### [Work item]
Pick out and copy every line below that has the word "créés".

= Beginning of Section =

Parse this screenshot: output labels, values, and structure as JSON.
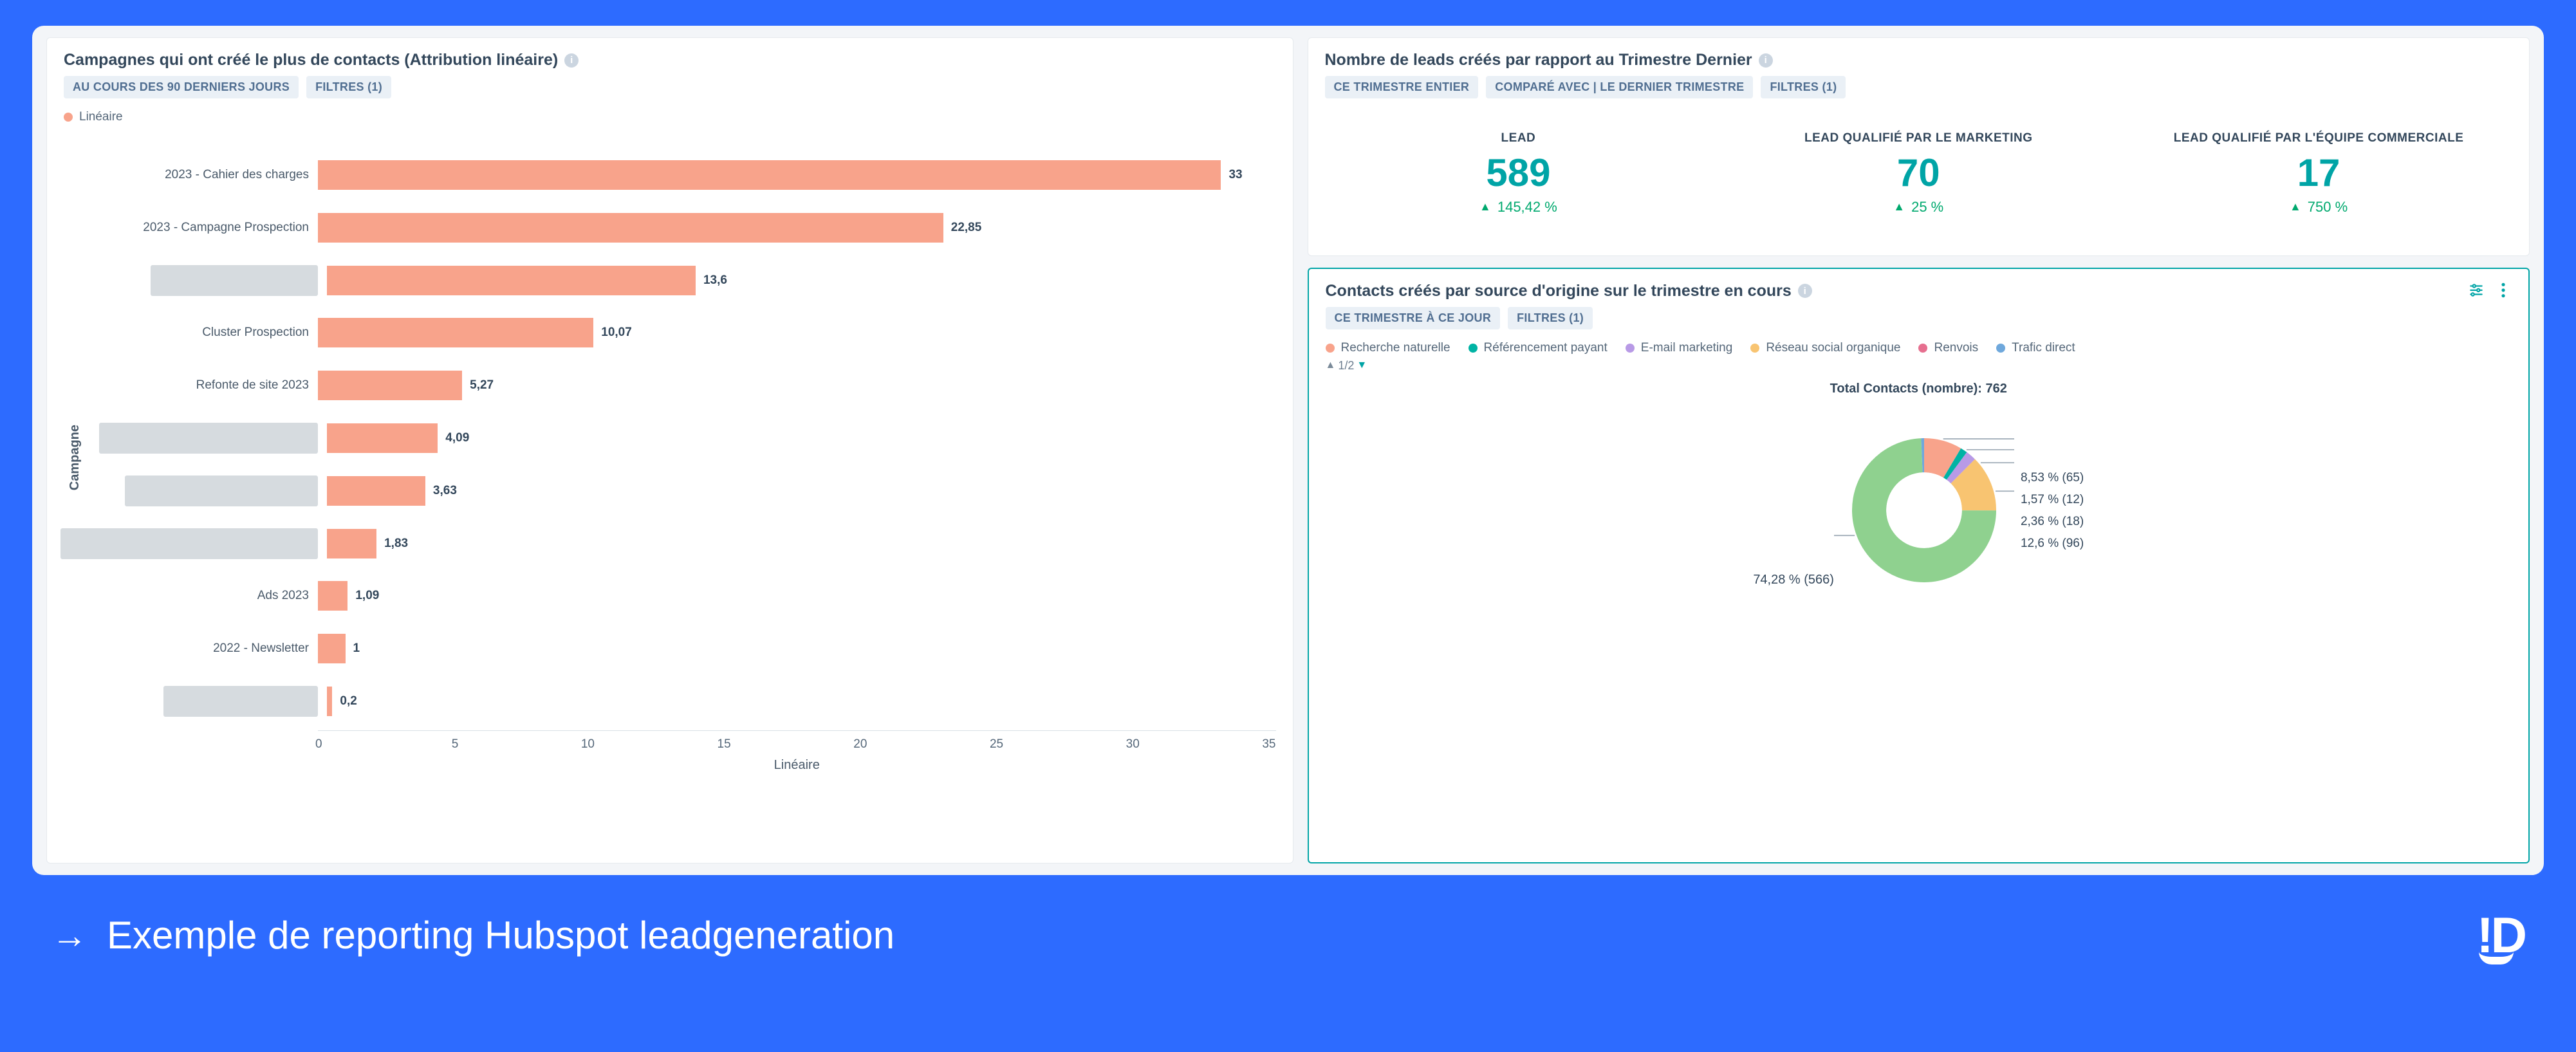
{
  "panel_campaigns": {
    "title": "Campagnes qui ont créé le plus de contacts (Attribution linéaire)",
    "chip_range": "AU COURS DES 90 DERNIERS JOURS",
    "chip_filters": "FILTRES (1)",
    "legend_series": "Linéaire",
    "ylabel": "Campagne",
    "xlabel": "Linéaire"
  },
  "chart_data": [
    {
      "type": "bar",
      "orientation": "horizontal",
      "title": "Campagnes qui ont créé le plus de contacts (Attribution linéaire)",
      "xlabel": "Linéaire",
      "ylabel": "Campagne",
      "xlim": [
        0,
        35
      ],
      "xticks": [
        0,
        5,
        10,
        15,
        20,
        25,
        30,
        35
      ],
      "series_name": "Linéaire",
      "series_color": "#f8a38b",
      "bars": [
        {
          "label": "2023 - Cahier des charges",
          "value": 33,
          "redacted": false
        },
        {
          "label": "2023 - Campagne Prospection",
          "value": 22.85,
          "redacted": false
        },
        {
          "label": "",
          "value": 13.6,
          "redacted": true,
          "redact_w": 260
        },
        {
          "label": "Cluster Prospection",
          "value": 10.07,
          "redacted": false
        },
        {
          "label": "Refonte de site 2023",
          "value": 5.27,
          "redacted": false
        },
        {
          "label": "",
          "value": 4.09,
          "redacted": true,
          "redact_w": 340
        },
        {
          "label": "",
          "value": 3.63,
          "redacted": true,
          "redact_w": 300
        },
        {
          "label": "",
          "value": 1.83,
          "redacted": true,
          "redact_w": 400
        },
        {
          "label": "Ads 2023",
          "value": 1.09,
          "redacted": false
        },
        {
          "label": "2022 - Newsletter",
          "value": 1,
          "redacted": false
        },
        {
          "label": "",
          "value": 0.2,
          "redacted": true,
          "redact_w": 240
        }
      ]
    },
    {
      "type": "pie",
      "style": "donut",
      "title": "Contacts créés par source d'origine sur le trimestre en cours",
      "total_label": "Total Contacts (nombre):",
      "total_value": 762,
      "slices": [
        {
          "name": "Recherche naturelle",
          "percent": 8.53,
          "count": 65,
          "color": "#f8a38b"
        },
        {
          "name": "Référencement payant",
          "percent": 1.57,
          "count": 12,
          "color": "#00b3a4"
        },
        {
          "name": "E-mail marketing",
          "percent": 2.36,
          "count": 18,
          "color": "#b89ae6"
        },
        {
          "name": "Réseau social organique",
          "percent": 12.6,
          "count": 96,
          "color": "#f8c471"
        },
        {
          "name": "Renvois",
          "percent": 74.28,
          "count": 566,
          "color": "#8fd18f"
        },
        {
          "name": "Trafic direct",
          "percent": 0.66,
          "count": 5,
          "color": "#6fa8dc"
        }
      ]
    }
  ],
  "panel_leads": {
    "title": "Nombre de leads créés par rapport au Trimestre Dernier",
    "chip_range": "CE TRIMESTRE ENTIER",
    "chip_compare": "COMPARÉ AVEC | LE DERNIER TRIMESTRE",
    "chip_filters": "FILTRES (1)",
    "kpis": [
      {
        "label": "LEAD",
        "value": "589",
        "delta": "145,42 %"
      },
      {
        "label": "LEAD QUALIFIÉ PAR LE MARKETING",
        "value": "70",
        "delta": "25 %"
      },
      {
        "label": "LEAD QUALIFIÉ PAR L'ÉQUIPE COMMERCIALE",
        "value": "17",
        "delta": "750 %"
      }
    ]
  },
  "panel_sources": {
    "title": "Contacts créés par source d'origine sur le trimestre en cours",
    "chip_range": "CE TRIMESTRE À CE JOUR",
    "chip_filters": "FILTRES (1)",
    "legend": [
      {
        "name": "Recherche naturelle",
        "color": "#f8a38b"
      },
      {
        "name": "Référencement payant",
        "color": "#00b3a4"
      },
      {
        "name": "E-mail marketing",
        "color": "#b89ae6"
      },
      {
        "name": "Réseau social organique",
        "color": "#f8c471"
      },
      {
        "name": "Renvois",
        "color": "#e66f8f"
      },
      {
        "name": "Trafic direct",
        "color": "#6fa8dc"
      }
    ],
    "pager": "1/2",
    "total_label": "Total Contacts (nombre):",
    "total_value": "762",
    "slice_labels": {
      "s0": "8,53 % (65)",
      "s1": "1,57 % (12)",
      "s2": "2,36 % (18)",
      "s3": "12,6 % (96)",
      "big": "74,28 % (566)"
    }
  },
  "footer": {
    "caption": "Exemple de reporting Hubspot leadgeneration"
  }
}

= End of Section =
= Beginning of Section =

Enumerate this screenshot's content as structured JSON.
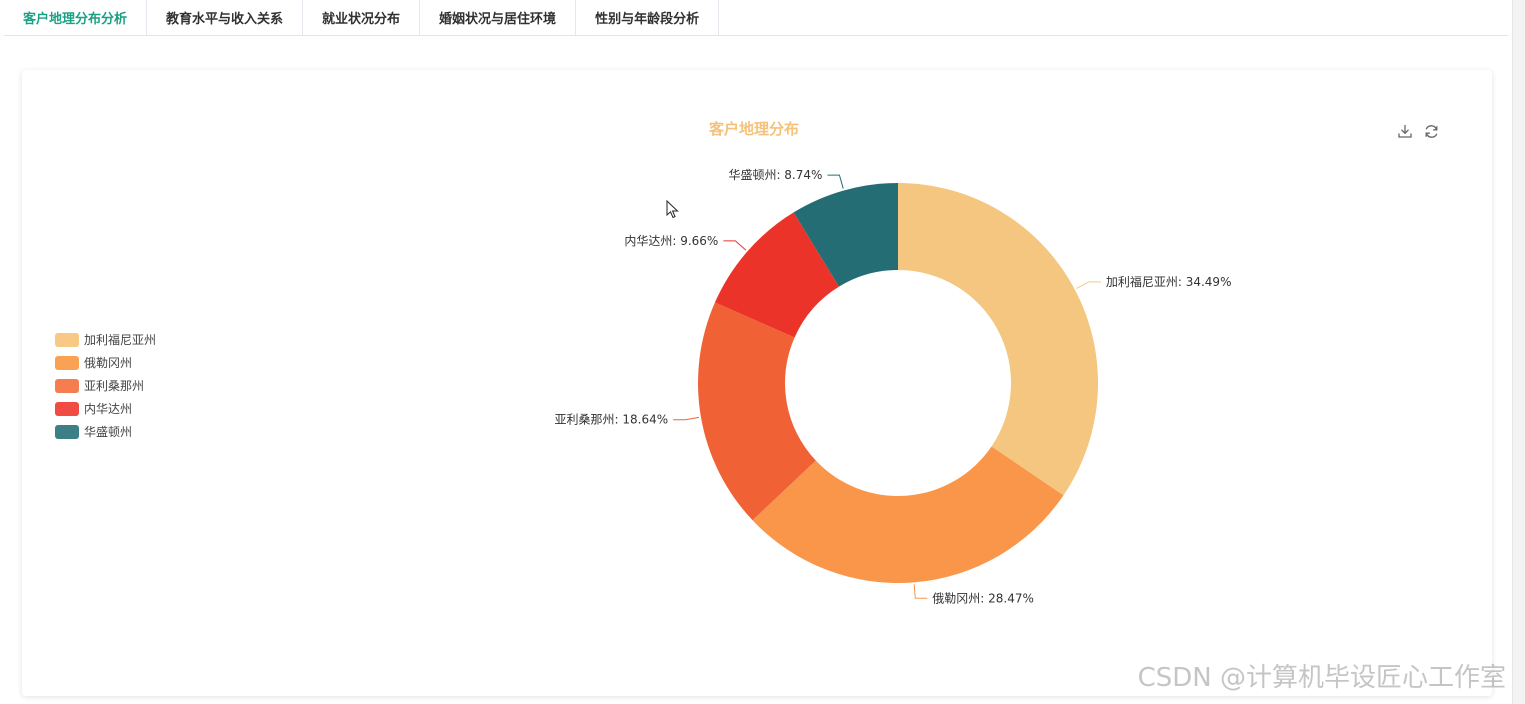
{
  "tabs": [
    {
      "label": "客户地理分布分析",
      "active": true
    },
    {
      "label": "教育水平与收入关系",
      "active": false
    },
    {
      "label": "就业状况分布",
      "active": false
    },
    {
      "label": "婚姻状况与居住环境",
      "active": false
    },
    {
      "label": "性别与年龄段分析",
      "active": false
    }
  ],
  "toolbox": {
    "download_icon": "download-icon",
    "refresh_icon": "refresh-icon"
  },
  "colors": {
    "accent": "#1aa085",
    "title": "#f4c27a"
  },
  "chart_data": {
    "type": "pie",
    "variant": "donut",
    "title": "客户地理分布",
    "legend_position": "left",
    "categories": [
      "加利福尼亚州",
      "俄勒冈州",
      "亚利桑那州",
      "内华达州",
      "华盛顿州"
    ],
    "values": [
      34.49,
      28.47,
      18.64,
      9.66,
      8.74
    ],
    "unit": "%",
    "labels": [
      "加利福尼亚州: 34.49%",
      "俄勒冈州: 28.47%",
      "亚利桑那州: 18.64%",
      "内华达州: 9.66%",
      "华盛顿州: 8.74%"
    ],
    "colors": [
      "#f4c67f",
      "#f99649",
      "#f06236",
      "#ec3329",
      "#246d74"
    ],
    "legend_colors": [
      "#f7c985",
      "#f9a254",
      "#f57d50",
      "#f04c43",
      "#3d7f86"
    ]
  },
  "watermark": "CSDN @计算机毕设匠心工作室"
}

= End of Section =

### [Task answer]
      "title": "Contacts créés par source d'origine sur le trimestre en cours",
    "title": "Nombre de leads créés par rapport au Trimestre Dernier",
    "title": "Contacts créés par source d'origine sur le trimestre en cours",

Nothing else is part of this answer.